In the USA, a person sentenced to death has been executed for the first time using a new nitrogen method. Kenneth Eugene Smith, 58, convicted of murder, was executed in a prison in the US state of Alabama using nitrogen hypoxia, Alabama Attorney General Steve Marshall announced. The execution method was used for the first time not only in the USA, but worldwide, explained Marshall.

During the procedure, the affected person is supplied with nitrogen via a face mask, the result is death due to lack of oxygen. Human rights experts had previously complained that the method was untested and that Smith could die a gruesome death that could possibly amount to torture. However, all attempts by his lawyers to stop the execution were unsuccessful.

Smith was executed in a prison in the small town of Atmore in the southern US state. According to Marshall, the procedure took 29 minutes. Only a few media representatives were allowed to observe the execution, including a reporter from the regional television station WHNT.

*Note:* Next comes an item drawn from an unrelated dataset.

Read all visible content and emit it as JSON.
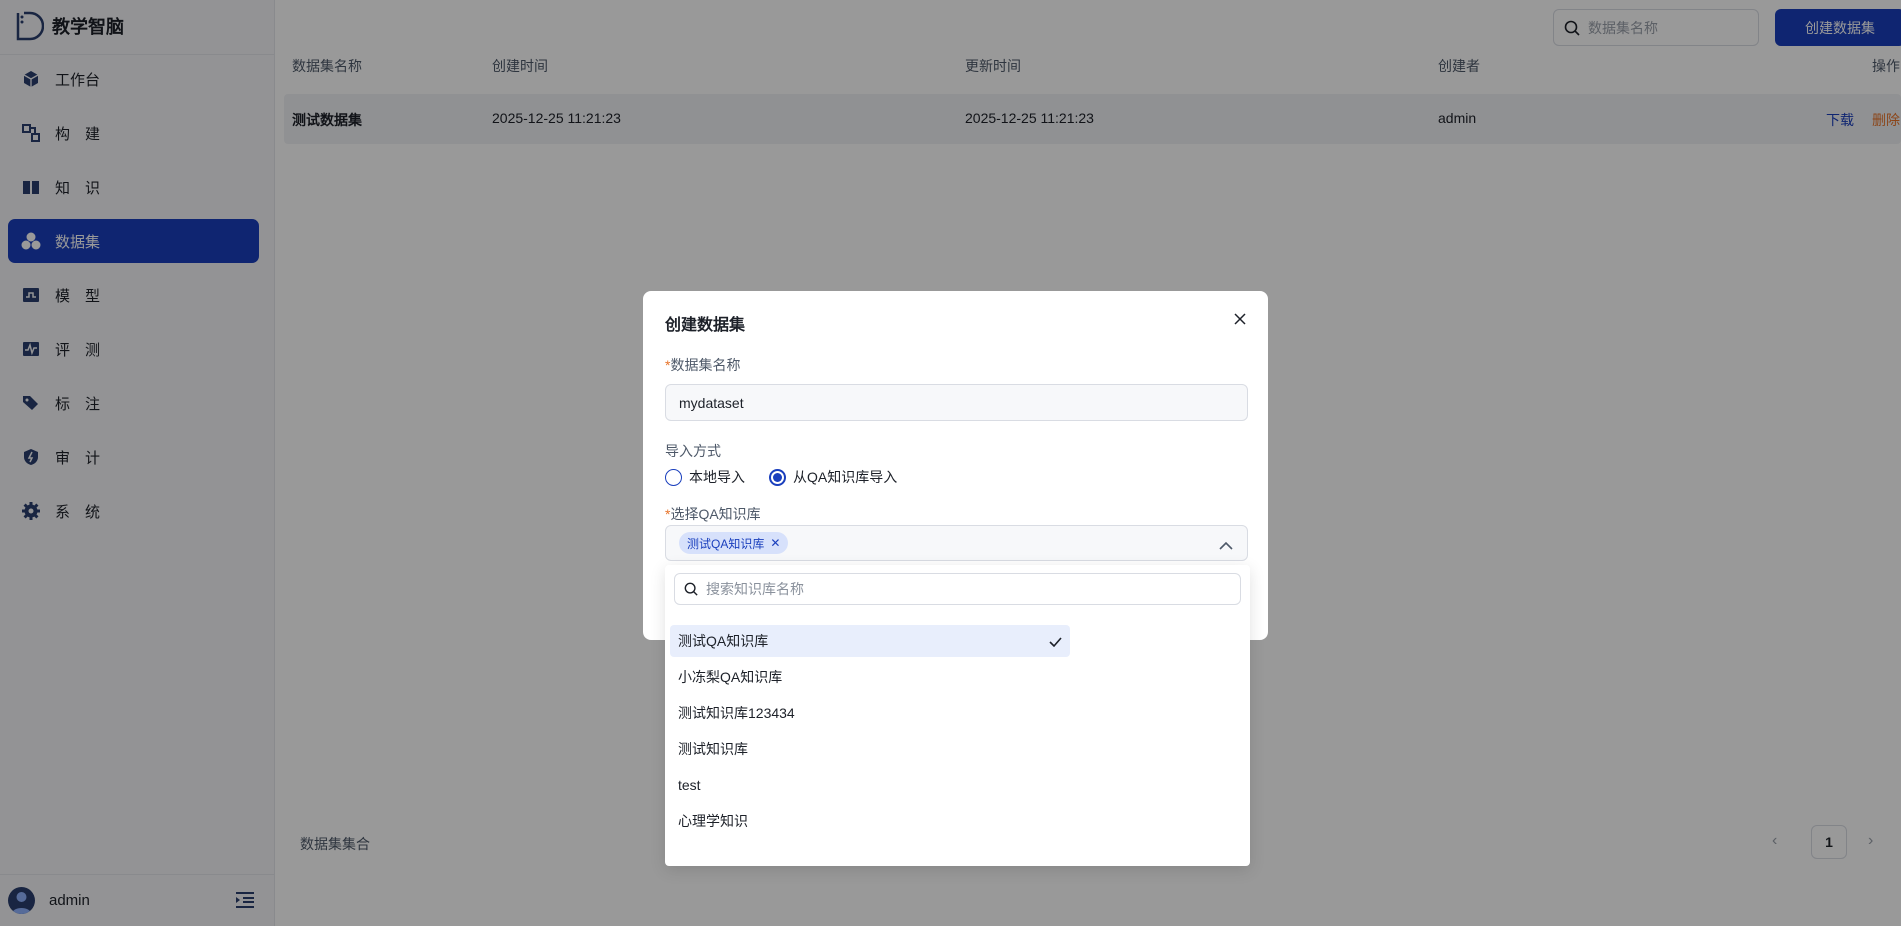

According to her, shortly before his death, Smith said, "Tonight, Alabama made humanity take a step back." And further: "I walk with love, peace and light." The reporter further reported that when the nitrogen supply started, Smith began to writhe and shake. He breathed heavily for several minutes before he finally stopped breathing.

A law enforcement official said Smith was partially twitching and breathing abnormally. But that was expected and corresponds to the current state of research on nitrogen hypoxia.

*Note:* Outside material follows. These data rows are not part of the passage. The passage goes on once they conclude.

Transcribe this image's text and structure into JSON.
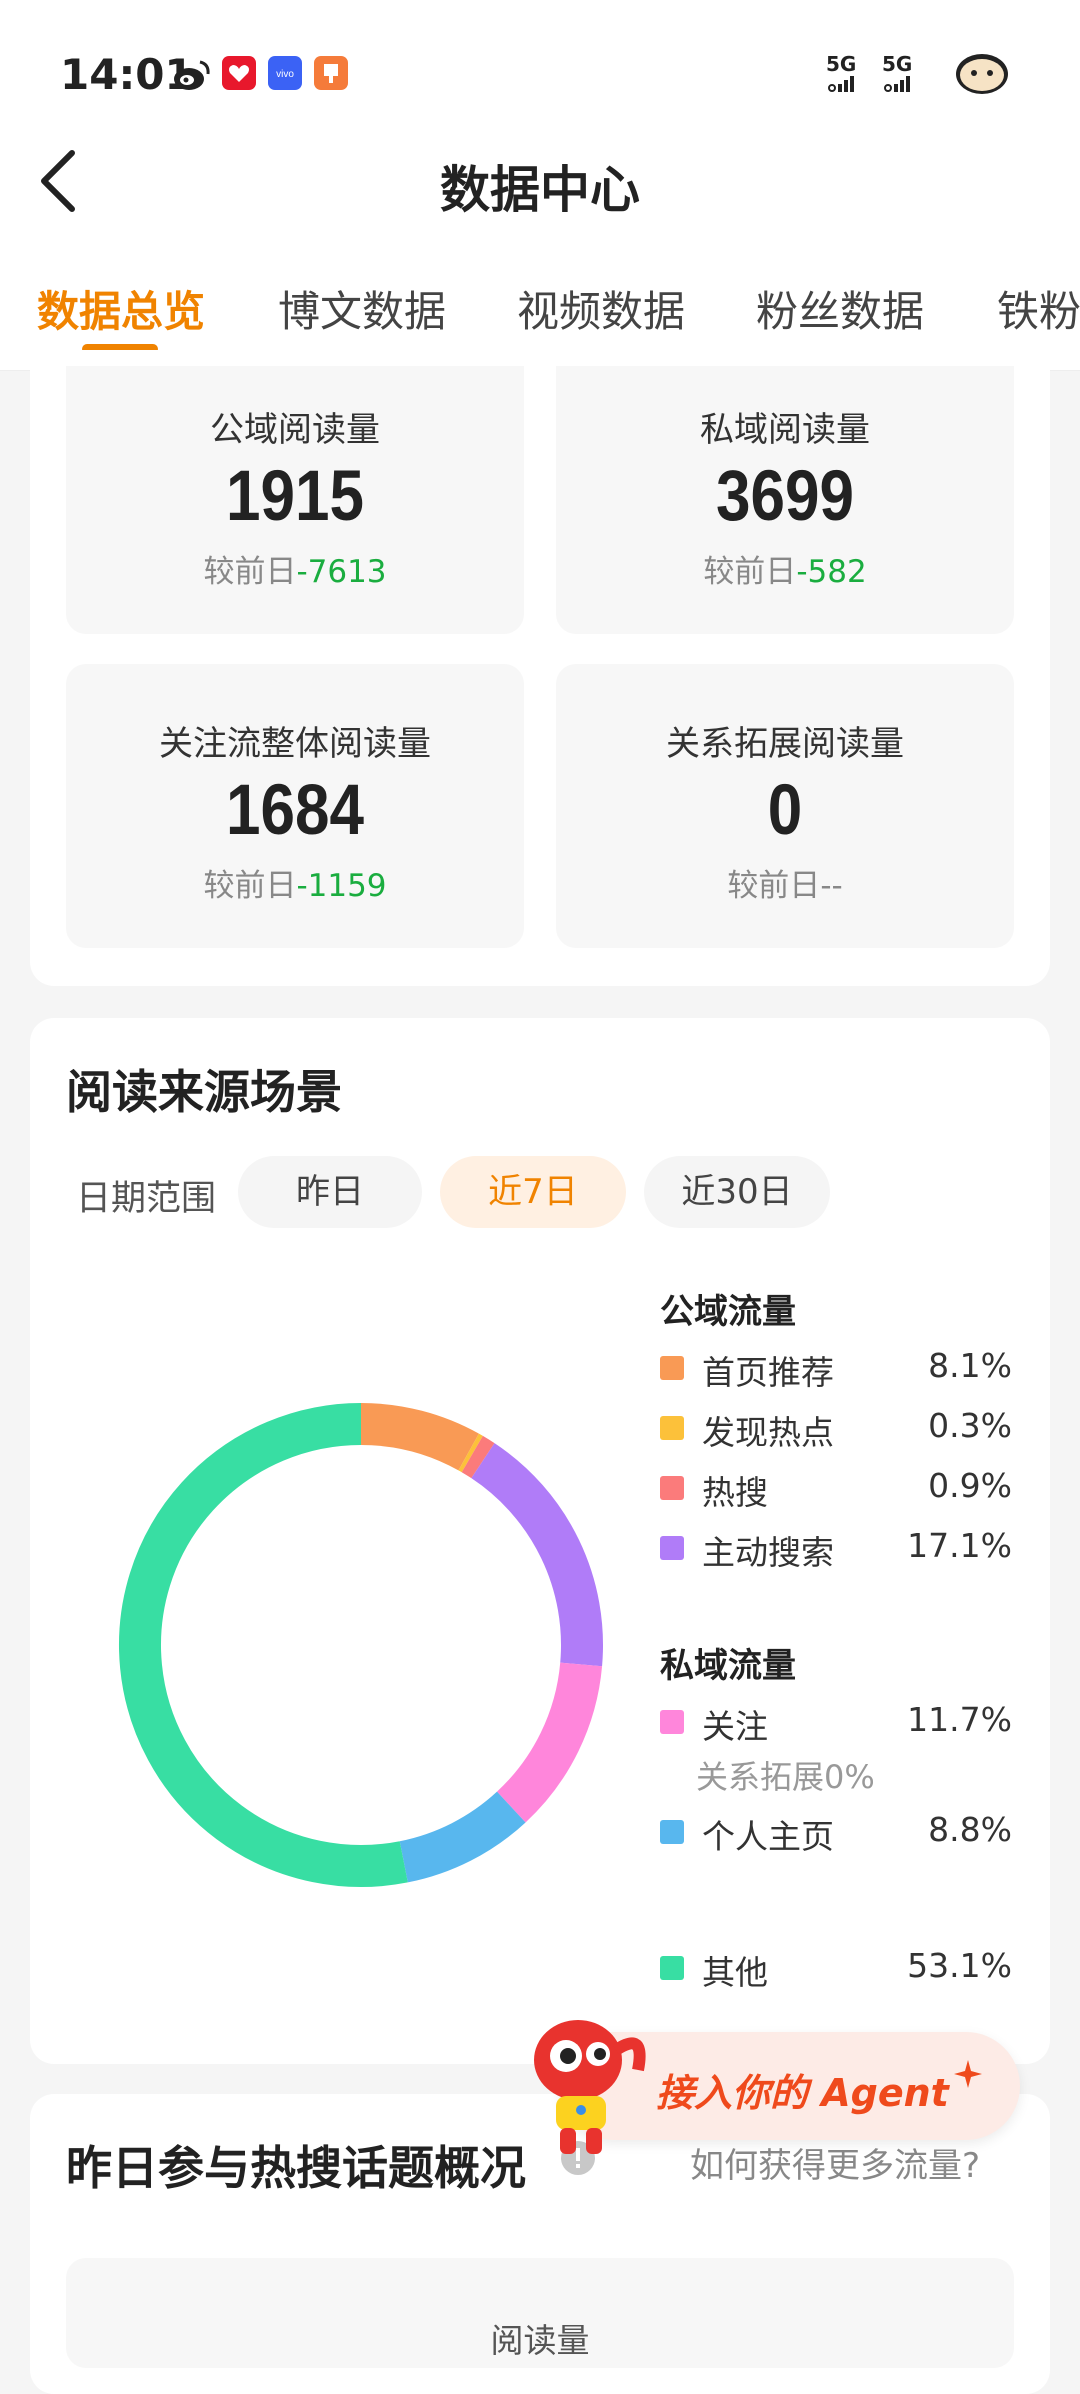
{
  "status_bar": {
    "time": "14:01",
    "signal_1": "5G",
    "signal_2": "5G",
    "app_icons": [
      "weibo-icon",
      "heart-app-icon",
      "vivo-icon",
      "note-app-icon"
    ]
  },
  "header": {
    "title": "数据中心",
    "back_icon": "chevron-left-icon"
  },
  "tabs": [
    {
      "label": "数据总览"
    },
    {
      "label": "博文数据"
    },
    {
      "label": "视频数据"
    },
    {
      "label": "粉丝数据"
    },
    {
      "label": "铁粉"
    }
  ],
  "metrics": [
    {
      "label": "公域阅读量",
      "value": "1915",
      "compare_prefix": "较前日",
      "delta": "-7613"
    },
    {
      "label": "私域阅读量",
      "value": "3699",
      "compare_prefix": "较前日",
      "delta": "-582"
    },
    {
      "label": "关注流整体阅读量",
      "value": "1684",
      "compare_prefix": "较前日",
      "delta": "-1159"
    },
    {
      "label": "关系拓展阅读量",
      "value": "0",
      "compare_prefix": "较前日",
      "delta": "--"
    }
  ],
  "read_source": {
    "title": "阅读来源场景",
    "date_range_label": "日期范围",
    "ranges": [
      "昨日",
      "近7日",
      "近30日"
    ],
    "selected_range": "近7日",
    "public_title": "公域流量",
    "private_title": "私域流量",
    "relation_note": "关系拓展0%"
  },
  "chart_data": {
    "type": "pie",
    "categories": [
      "首页推荐",
      "发现热点",
      "热搜",
      "主动搜索",
      "关注",
      "个人主页",
      "其他"
    ],
    "values": [
      8.1,
      0.3,
      0.9,
      17.1,
      11.7,
      8.8,
      53.1
    ],
    "labels": [
      "8.1%",
      "0.3%",
      "0.9%",
      "17.1%",
      "11.7%",
      "8.8%",
      "53.1%"
    ],
    "colors": [
      "#f99a55",
      "#fcc13a",
      "#fb7b7b",
      "#b07cf8",
      "#ff86db",
      "#58b7ee",
      "#38dea3"
    ],
    "groups": {
      "公域流量": [
        0,
        1,
        2,
        3
      ],
      "私域流量": [
        4,
        5
      ],
      "other": [
        6
      ]
    },
    "donut": true
  },
  "agent_banner": {
    "text": "接入你的 Agent"
  },
  "hot_topics": {
    "title": "昨日参与热搜话题概况",
    "link": "如何获得更多流量?",
    "read_label": "阅读量"
  }
}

However, United Nations experts believe that it has not been scientifically proven that inhalation of pure nitrogen does not cause serious suffering. They had raised serious concerns, as had various human rights organizations. Smith's lawyers had tried until the very end to stop the execution. But neither the relevant courts in Alabama nor the US Supreme Court had followed their requests. In recent days, demonstrators had also called on the governor of Alabama, Kay Ivey, to intervene - but in vain.

Alabama's Attorney General Marshall dismissed all of this as pressure campaigns by activists who opposed the death penalty and ignored that the new method was "humane and effective." “Alabama has accomplished something historic,” he proclaimed. Despite international efforts by activists to undermine the justice system and deny victims of heinous murders the justice they deserve, Alabama's "proven method" now offers a blueprint for other states.

For a murder in 1988, Smith was scheduled to be executed in 2022 - also by lethal injection. However, the prison staff were unable to insert the necessary cannula into his arm. After several hours of lying strapped on the execution table, he was taken back to his cell. After that first execution attempt, Smith was diagnosed with post-traumatic stress disorder.

However, the courts did not consider the failed attempt nor the concerns about the new method to be sufficient to stop the nitrogen execution.

Smith's lawyers failed with various motions in several courts up to the country's Supreme Court. The Supreme Court rejected another urgent application at the last minute on Thursday evening. The start of the execution was delayed because those responsible were waiting for this decision. But the last legal rescue attempt by Smith's lawyers also failed. They had argued that it would become a kind of test candidate and that there were still far too many questions unanswered about the new procedure.

The case has attracted widespread attention across US borders in recent weeks. Smith himself had telephoned from prison to reporters from the British Guardian just a few days before his execution and reported that he was plagued by nightmares about having to return to the execution chamber. "I'm not ready for that," he said. "No way. I'm just not ready."

Relatives of the woman who was killed in the 1988 contract killing had reacted with incomprehension to the debate about Smith's possible suffering. Her son told broadcaster WAAY before the execution: "Some of these people out there are saying he shouldn't suffer like that." But his mother also had to suffer. "They just stabbed her - multiple times."

The death penalty still exists in the military, at the federal level and in 27 states in the USA, although it is de facto no longer carried out in several of these states. The approved methods vary from state to state. By far the most commonly used method today is execution by lethal injection. Nitrogen hypoxia is only permitted in the states of Oklahoma and Mississippi, except for Alabama. The method has never been used there before.